I was honored to attend a special event this weekend called the Disabled Veterans Snowmobile Ride in beautiful McCall, Idaho. It was put on by snowmobiling groups from around the area (and supported by several members of state and federal law enforcement, firefighters, and parks and recreation personnel, all of whom donated their time).
I had never snowmobiled in the mountains, but a few years ago I got to ride one in a meadow. So it should not be surprising to learn that in my mind, snowmobiling was the winter equivalent of this:
It was not.
They partnered experienced riders with each of the veterans, and my buddy (fellow Navy veteran) and I were teamed up with (1) an owner of a snowmobile store and (2) one of the leaders of the largest snowmobiling organization in the state. They were no slacks. Before we got started, one of them told me that the day before he had led a group to (and I’m paraphrasing here), “…places we should never have gone.”
That should have raised a warning flag.
The speedometer pegging out at 200 mph should have raised another.
The first half of the ride was easy – a fifteen mile ride on a snow covered road took us to a famous hot springs and many riders took advantage of the warm pool.
They fed everyone, then encouraged the riders to “play” on the way back.
Play is an interesting word. To my six-year-old, it involves fairy princesses, plastic castles and dolls. To the snowmobiling community it involves mountains, remembering that the brake is on the left and the throttle is on the right, and trying not to get crushed by a 700 pound machine as it rolls over you after you crash.
Oh, and something called tree wells.
As I recall, our instruction on snow machine operations was something like, “(unintelligible)…countersteer…(unintelligible), (unintelligible)…stand on one leg and kneel on the seat with the other…(unintelligible).”

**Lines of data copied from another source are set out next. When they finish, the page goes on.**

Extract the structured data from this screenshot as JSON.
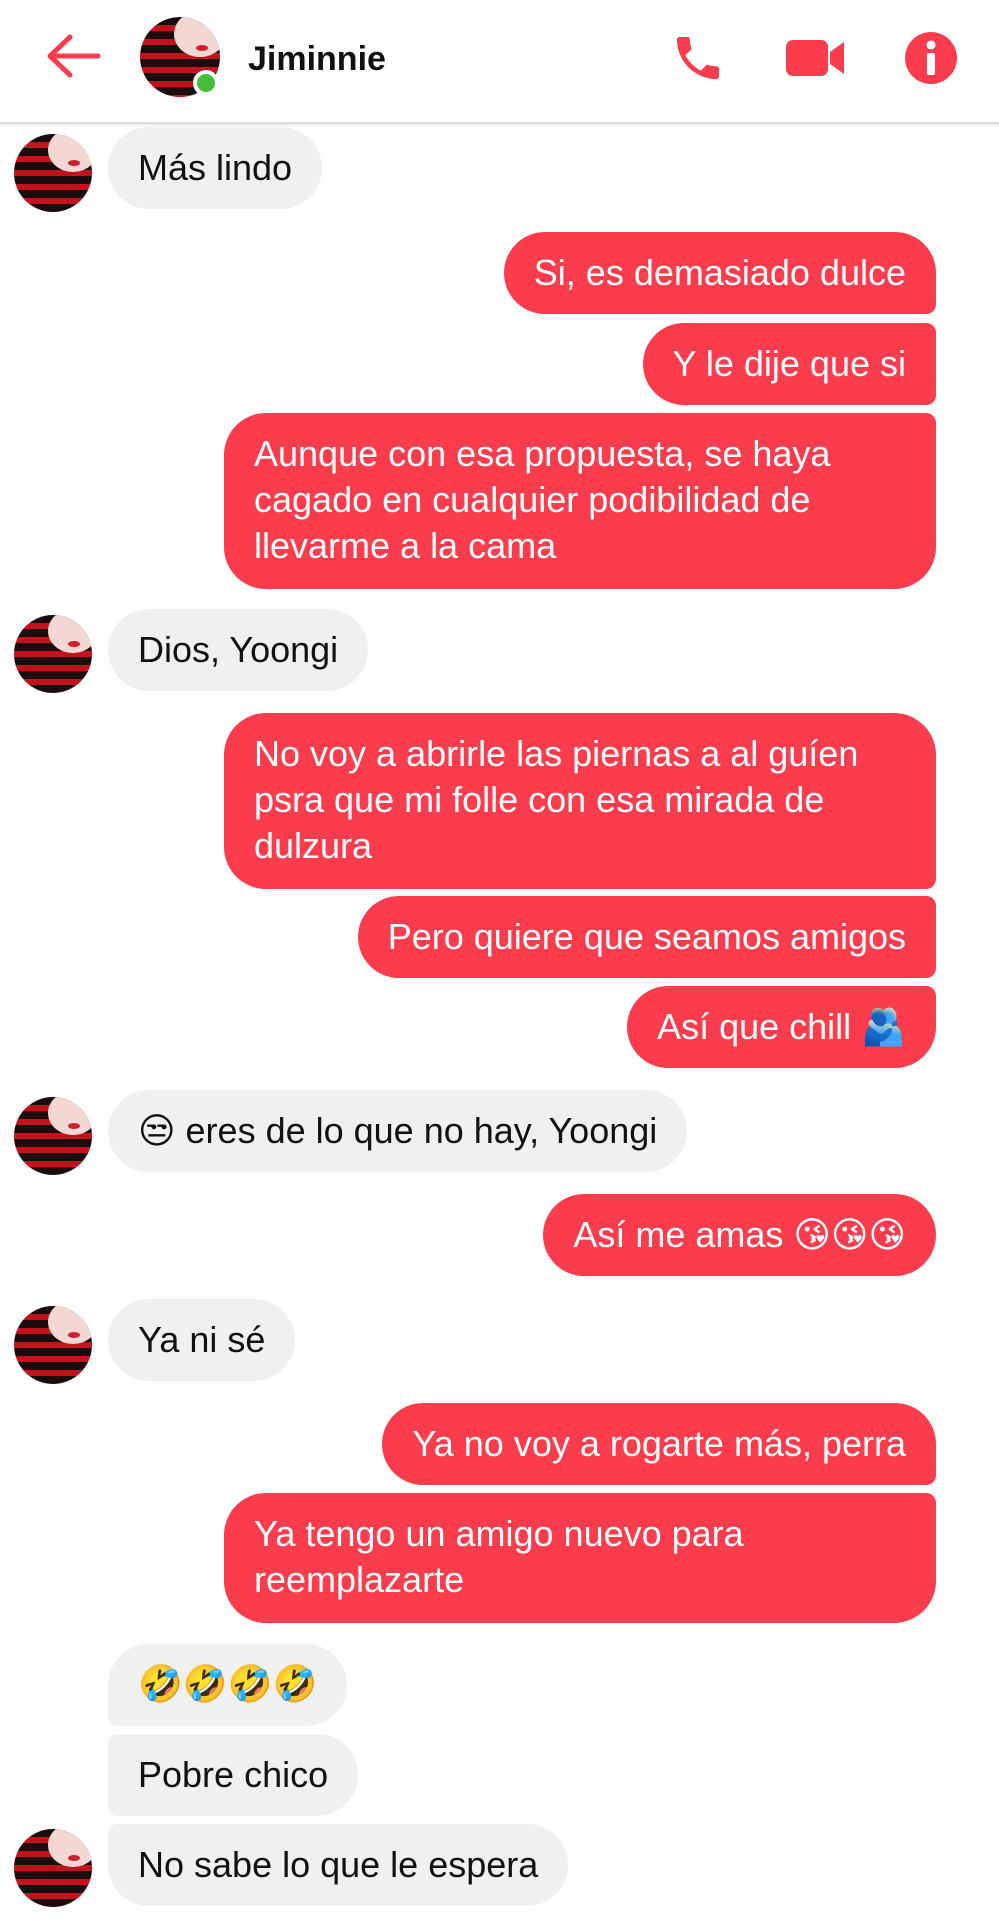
{
  "contact": {
    "name": "Jiminnie",
    "status": "online"
  },
  "colors": {
    "accent": "#fa3c4c",
    "outgoing_bubble": "#fa3c4c",
    "incoming_bubble": "#f0f0f0",
    "online": "#45bd3d"
  },
  "icons": {
    "back": "arrow-left-icon",
    "call": "phone-icon",
    "video": "video-camera-icon",
    "info": "info-icon"
  },
  "messages": [
    {
      "sender": "contact",
      "text": "Más lindo"
    },
    {
      "sender": "me",
      "text": "Si, es demasiado dulce"
    },
    {
      "sender": "me",
      "text": "Y le dije que si"
    },
    {
      "sender": "me",
      "text": "Aunque con esa propuesta, se haya cagado en cualquier podibilidad de llevarme a la cama"
    },
    {
      "sender": "contact",
      "text": "Dios, Yoongi"
    },
    {
      "sender": "me",
      "text": "No voy a abrirle las piernas a al guíen psra que mi folle con esa mirada de dulzura"
    },
    {
      "sender": "me",
      "text": "Pero quiere que seamos amigos"
    },
    {
      "sender": "me",
      "text": "Así que chill 🫂"
    },
    {
      "sender": "contact",
      "text": "😒 eres de lo que no hay, Yoongi"
    },
    {
      "sender": "me",
      "text": "Así me amas 😘😘😘"
    },
    {
      "sender": "contact",
      "text": "Ya ni sé"
    },
    {
      "sender": "me",
      "text": "Ya no voy a rogarte más, perra"
    },
    {
      "sender": "me",
      "text": "Ya tengo un amigo nuevo para reemplazarte"
    },
    {
      "sender": "contact",
      "text": "🤣🤣🤣🤣"
    },
    {
      "sender": "contact",
      "text": "Pobre chico"
    },
    {
      "sender": "contact",
      "text": "No sabe lo que le espera"
    }
  ]
}
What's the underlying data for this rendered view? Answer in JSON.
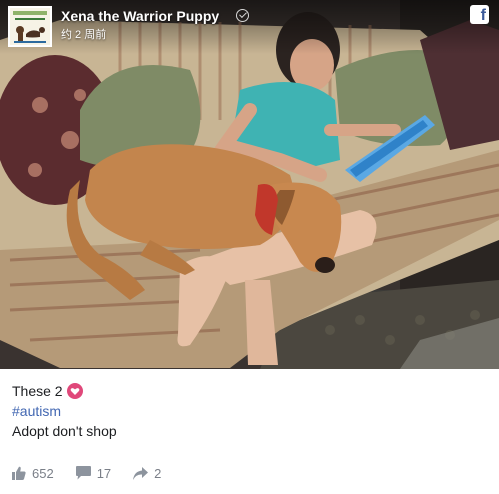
{
  "header": {
    "page_name": "Xena the Warrior Puppy",
    "timestamp": "约 2 周前",
    "icons": [
      "verified-icon",
      "facebook-icon"
    ]
  },
  "post": {
    "caption_line1": "These 2",
    "caption_line2": "#autism",
    "caption_line3": "Adopt don't shop",
    "heart_color": "#e0487a",
    "link_color": "#4267b2"
  },
  "footer": {
    "likes": "652",
    "comments": "17",
    "shares": "2",
    "icons": [
      "like-icon",
      "comment-icon",
      "share-icon"
    ]
  }
}
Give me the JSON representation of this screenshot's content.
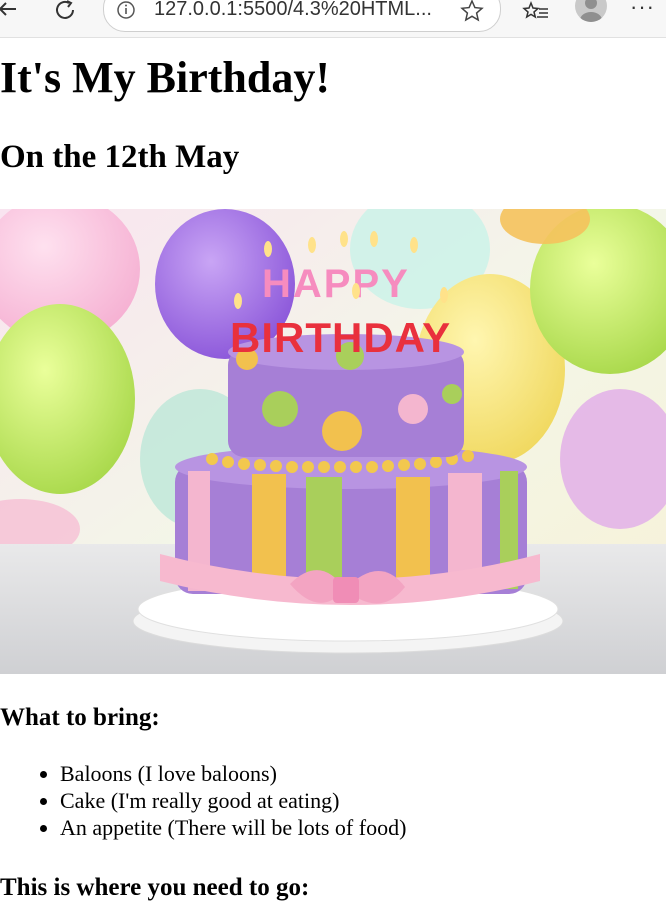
{
  "browser": {
    "url": "127.0.0.1:5500/4.3%20HTML..."
  },
  "page": {
    "title": "It's My Birthday!",
    "subtitle": "On the 12th May",
    "cake_text_top": "HAPPY",
    "cake_text_bottom": "BIRTHDAY",
    "bring_heading": "What to bring:",
    "bring_items": [
      "Baloons (I love baloons)",
      "Cake (I'm really good at eating)",
      "An appetite (There will be lots of food)"
    ],
    "directions_heading": "This is where you need to go:"
  },
  "colors": {
    "cake_purple": "#a67fd6",
    "cake_pink": "#f4b6cf",
    "cake_yellow": "#f2c14e",
    "cake_green": "#a9cf5b"
  }
}
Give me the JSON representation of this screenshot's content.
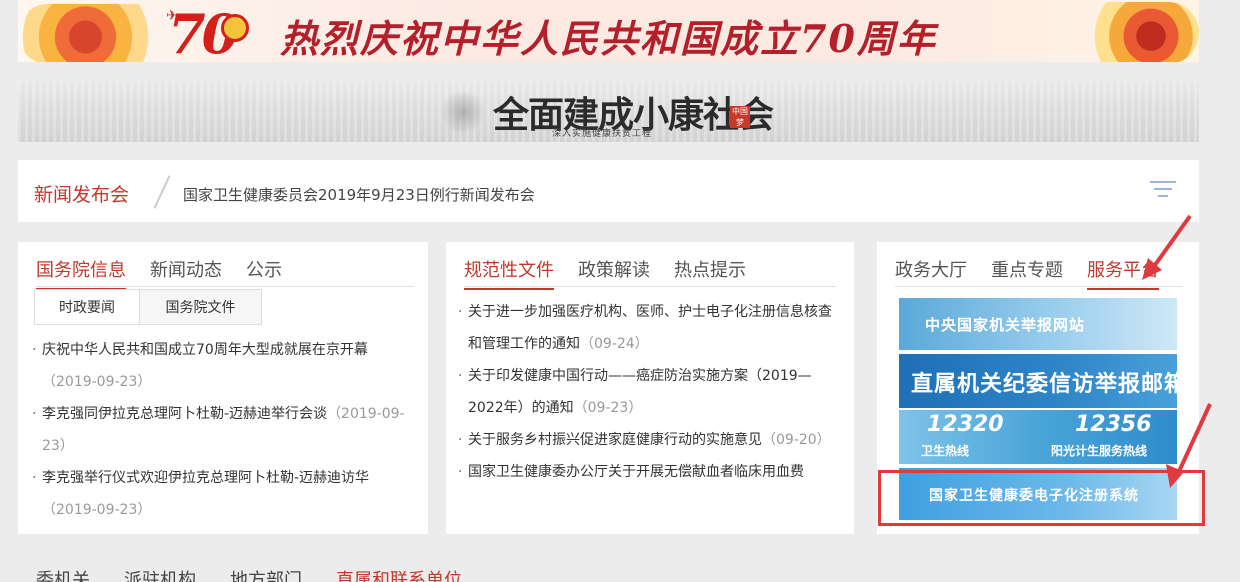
{
  "banner70": {
    "number": "70",
    "title": "热烈庆祝中华人民共和国成立70周年"
  },
  "banner2": {
    "title": "全面建成小康社会",
    "subtitle": "深入实施健康扶贫工程",
    "seal": "中国梦"
  },
  "news_conference": {
    "label": "新闻发布会",
    "headline": "国家卫生健康委员会2019年9月23日例行新闻发布会"
  },
  "panel_state_council": {
    "tabs": [
      "国务院信息",
      "新闻动态",
      "公示"
    ],
    "subtabs": [
      "时政要闻",
      "国务院文件"
    ],
    "items": [
      {
        "title": "庆祝中华人民共和国成立70周年大型成就展在京开幕",
        "date": "（2019-09-23）"
      },
      {
        "title": "李克强同伊拉克总理阿卜杜勒-迈赫迪举行会谈",
        "date": "（2019-09-23）"
      },
      {
        "title": "李克强举行仪式欢迎伊拉克总理阿卜杜勒-迈赫迪访华",
        "date": "（2019-09-23）"
      }
    ]
  },
  "panel_documents": {
    "tabs": [
      "规范性文件",
      "政策解读",
      "热点提示"
    ],
    "items": [
      {
        "title": "关于进一步加强医疗机构、医师、护士电子化注册信息核查和管理工作的通知",
        "date": "（09-24）"
      },
      {
        "title": "关于印发健康中国行动——癌症防治实施方案（2019—2022年）的通知",
        "date": "（09-23）"
      },
      {
        "title": "关于服务乡村振兴促进家庭健康行动的实施意见",
        "date": "（09-20）"
      },
      {
        "title": "国家卫生健康委办公厅关于开展无偿献血者临床用血费",
        "date": ""
      }
    ]
  },
  "panel_services": {
    "tabs": [
      "政务大厅",
      "重点专题",
      "服务平台"
    ],
    "links": {
      "central_report": "中央国家机关举报网站",
      "discipline_mailbox": "直属机关纪委信访举报邮箱",
      "hotline_12320_num": "12320",
      "hotline_12320_cap": "卫生热线",
      "hotline_12356_num": "12356",
      "hotline_12356_cap": "阳光计生服务热线",
      "e_registration": "国家卫生健康委电子化注册系统"
    }
  },
  "bottom_tabs": [
    "委机关",
    "派驻机构",
    "地方部门",
    "直属和联系单位"
  ],
  "colors": {
    "accent_red": "#c0392b",
    "annotation_red": "#e0393e",
    "background": "#ececec"
  }
}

And then we were off.
While concentrating on trying to avoid tree wells by turning my handlebars left to go right and standing on one leg while kneeling on the seat with the other, I must have missed the dip in the trail. I flew off sideways and my machine rolled on top of me. It took two grown men to get me free, and several more minutes before we were able to get the snowmobile back on its tracks. I was a little embarrassed, but determined to go on.
Before you knew it, I was moving again.
Three seconds later I hit another dip.
As I laid face down in the snow with 700 pounds of horsepower resting on top of me, it occurred to me that this sport is harder than it looks. It was more like riding a Brahma bull and less like drifting in a boat on a peaceful lake. It took everything I had to stay upright and return safely to base camp. By the time we got home, I was sore, testosterone deficient (either from using it until it was depleted, or because the other three riders were more macho than me), and weary.
And I would do it again in a heartbeat.
Thank you to the Idaho snowmobiling community who, through its gracious embrace of the men and women who sacrificed in service to the country, showed a whole bunch of disabled veterans what it means to be a community.
You are all our heroes of the week.
Let’s go play.